Sunday, June 23, 2019
Video review: "The Aftermath"
“The Aftermath” came and went without making much of an impact on critics or the box office, but for my money it’s one of the better films I’ve seen this year. It’s a tragic romance starring Keira Knightley, Jason Clarke and Alexander Skarsgård as damaged people caught in a love triangle in post-WWII Germany.
I use “caught” deliberately, because unlike most movies in this oeuvre, which tend to focus on lovers swept away by their passions, here it really feels like all three are in some way trapped. Love does not set them free, but is the instrument of their doom.
Sad films seem to have fallen out of favor these days; here’s a prime example underlining their worth.
As the story opens, Rachel Morgan (Knightley) is joining her husband at his new military posting in Hamburg, overseeing the rebuilding of the war-ravaged city. It’s their first meeting since the war began; Lewis (Clarke) did not even return home for the funeral of their son.
Their estrangement is fueled by the presence of Stephen Lupert (Skarsgård), an architect whose house has been given over to the British Army to be the Morgans’ living quarters. Life is squalid for most Germans, toiling at clearing the bomb-flattened terrain and scrimping for food, so Lewis offers to let Stephen and his teen daughter continue to live in the attic.
At first, Rachel and Stephen are antagonistic, reflecting the resentfulness of the Germans -- someone of whom openly pine for the return of the Nazi regime. Lewis is actually more sympathetic to their plight than most of his fellow officers. But his attitude changes as his wife grows closer to the man above.
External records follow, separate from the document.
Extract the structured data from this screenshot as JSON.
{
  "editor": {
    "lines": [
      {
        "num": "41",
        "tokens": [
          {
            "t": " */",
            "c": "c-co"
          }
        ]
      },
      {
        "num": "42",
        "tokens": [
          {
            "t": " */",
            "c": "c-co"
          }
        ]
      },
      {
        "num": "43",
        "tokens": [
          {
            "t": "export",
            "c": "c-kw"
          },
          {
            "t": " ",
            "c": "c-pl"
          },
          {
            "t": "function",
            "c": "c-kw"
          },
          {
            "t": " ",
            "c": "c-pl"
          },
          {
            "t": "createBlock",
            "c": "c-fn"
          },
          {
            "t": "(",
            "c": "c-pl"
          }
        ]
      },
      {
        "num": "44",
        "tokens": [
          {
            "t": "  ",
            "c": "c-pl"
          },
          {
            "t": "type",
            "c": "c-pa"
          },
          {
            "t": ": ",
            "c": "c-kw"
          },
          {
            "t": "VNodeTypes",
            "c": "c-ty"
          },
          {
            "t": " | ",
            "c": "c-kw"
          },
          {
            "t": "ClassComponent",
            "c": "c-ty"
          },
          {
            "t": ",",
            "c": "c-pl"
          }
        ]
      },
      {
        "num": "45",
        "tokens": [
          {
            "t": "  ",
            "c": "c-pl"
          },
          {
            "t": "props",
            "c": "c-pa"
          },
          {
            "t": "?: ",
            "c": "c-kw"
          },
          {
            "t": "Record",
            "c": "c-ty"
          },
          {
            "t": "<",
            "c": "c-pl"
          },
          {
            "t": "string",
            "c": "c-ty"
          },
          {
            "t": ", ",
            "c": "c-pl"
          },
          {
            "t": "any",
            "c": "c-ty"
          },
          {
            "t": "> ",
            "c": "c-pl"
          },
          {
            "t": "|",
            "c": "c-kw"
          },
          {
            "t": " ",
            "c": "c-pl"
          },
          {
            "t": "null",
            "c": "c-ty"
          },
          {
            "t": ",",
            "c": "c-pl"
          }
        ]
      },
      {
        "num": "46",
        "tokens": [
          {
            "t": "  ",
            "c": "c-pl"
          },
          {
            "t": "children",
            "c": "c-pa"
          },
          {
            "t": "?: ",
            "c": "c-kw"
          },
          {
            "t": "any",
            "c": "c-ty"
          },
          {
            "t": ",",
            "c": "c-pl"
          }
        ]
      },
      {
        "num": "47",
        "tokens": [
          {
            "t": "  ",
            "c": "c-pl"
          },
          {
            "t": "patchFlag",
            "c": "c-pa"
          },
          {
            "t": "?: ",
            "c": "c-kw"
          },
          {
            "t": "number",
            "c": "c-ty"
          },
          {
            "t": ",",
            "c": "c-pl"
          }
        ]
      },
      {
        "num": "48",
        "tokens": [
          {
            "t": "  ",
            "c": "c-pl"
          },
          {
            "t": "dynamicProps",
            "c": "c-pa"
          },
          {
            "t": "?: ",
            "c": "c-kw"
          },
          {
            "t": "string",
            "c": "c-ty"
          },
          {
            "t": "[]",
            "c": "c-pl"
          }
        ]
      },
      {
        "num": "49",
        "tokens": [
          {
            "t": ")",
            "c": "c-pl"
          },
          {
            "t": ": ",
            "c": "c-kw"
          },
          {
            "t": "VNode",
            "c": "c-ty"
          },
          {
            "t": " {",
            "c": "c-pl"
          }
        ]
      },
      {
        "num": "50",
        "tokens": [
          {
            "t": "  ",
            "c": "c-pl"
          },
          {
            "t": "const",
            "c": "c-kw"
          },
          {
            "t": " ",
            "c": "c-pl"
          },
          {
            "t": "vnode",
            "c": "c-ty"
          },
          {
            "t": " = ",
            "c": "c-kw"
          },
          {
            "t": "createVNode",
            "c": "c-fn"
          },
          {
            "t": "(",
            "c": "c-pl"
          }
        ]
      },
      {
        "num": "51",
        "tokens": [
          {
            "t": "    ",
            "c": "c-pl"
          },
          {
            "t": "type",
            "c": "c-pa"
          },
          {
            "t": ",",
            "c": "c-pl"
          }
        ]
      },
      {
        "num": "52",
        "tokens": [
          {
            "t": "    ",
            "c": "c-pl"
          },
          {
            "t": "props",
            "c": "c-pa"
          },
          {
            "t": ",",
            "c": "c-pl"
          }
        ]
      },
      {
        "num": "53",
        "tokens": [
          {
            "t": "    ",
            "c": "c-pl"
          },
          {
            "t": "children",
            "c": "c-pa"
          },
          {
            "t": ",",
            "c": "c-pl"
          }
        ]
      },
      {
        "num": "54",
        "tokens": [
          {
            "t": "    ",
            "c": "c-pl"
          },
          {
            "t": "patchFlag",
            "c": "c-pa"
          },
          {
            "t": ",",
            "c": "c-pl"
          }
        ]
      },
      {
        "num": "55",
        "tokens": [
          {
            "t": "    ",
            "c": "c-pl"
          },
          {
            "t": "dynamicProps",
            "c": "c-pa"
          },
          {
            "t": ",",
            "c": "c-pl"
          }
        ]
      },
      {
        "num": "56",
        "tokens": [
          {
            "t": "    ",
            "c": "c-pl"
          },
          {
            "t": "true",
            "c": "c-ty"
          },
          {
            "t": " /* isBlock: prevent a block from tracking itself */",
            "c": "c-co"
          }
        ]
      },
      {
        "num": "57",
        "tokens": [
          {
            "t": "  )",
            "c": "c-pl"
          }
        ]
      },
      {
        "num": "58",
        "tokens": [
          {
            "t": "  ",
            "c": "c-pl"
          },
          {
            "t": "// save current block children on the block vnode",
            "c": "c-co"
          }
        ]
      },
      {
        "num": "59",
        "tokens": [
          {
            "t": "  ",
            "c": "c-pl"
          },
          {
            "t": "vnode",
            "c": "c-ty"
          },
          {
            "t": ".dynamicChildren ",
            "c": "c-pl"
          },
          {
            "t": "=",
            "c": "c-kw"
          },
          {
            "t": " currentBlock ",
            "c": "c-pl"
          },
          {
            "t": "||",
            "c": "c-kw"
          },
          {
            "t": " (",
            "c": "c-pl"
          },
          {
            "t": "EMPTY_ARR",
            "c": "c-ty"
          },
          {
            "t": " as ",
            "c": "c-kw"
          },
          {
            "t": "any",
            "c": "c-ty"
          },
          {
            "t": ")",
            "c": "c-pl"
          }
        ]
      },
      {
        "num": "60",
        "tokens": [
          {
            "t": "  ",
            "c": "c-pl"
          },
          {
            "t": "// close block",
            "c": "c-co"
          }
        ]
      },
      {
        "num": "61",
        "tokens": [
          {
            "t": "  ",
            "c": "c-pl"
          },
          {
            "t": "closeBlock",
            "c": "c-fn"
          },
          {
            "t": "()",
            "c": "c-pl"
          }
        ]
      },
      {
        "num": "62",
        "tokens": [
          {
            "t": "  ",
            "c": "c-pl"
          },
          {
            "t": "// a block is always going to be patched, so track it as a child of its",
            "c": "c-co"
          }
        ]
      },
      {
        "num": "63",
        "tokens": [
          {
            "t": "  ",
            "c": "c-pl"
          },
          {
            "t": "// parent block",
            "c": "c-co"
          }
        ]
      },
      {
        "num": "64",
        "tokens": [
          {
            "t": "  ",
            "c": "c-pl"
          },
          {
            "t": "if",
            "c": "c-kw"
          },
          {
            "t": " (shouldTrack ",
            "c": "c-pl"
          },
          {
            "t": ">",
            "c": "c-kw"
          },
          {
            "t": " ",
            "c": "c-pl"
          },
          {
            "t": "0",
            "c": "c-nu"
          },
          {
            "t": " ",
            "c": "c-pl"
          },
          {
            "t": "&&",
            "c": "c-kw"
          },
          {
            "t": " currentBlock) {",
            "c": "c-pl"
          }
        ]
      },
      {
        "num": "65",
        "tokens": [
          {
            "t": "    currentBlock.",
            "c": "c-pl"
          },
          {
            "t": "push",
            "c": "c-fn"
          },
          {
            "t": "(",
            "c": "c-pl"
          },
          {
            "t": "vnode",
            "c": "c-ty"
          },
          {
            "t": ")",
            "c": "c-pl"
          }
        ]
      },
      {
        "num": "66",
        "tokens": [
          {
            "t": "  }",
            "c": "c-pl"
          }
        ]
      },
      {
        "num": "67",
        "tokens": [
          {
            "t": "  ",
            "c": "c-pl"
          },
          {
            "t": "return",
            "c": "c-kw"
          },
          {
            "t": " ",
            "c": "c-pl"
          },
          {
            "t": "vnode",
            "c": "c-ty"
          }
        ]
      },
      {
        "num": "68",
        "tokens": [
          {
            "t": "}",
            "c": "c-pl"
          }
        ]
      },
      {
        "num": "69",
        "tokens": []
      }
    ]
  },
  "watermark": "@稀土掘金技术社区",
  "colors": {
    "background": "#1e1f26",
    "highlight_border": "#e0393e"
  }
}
The acting is uniformly terrific, especially Clarke. He’s been doing great leading-man work in small movies most people didn’t see, including this and “Chappaquiddick.” He gives rich shadings and depth to a character who could have come across as very distant and emotionally unavailable.
Bring a hanky, but give “The Aftermath” a try. Rarely has sad been so good.
Video extras aren’t abundant, but the features it does have are substantial. They include a feature-length commentary track by director James Kent; deleted scenes with more commentary; a “First Look” feature; and VFX progressions of how they depicted war-torn Hamburg, also with commentary.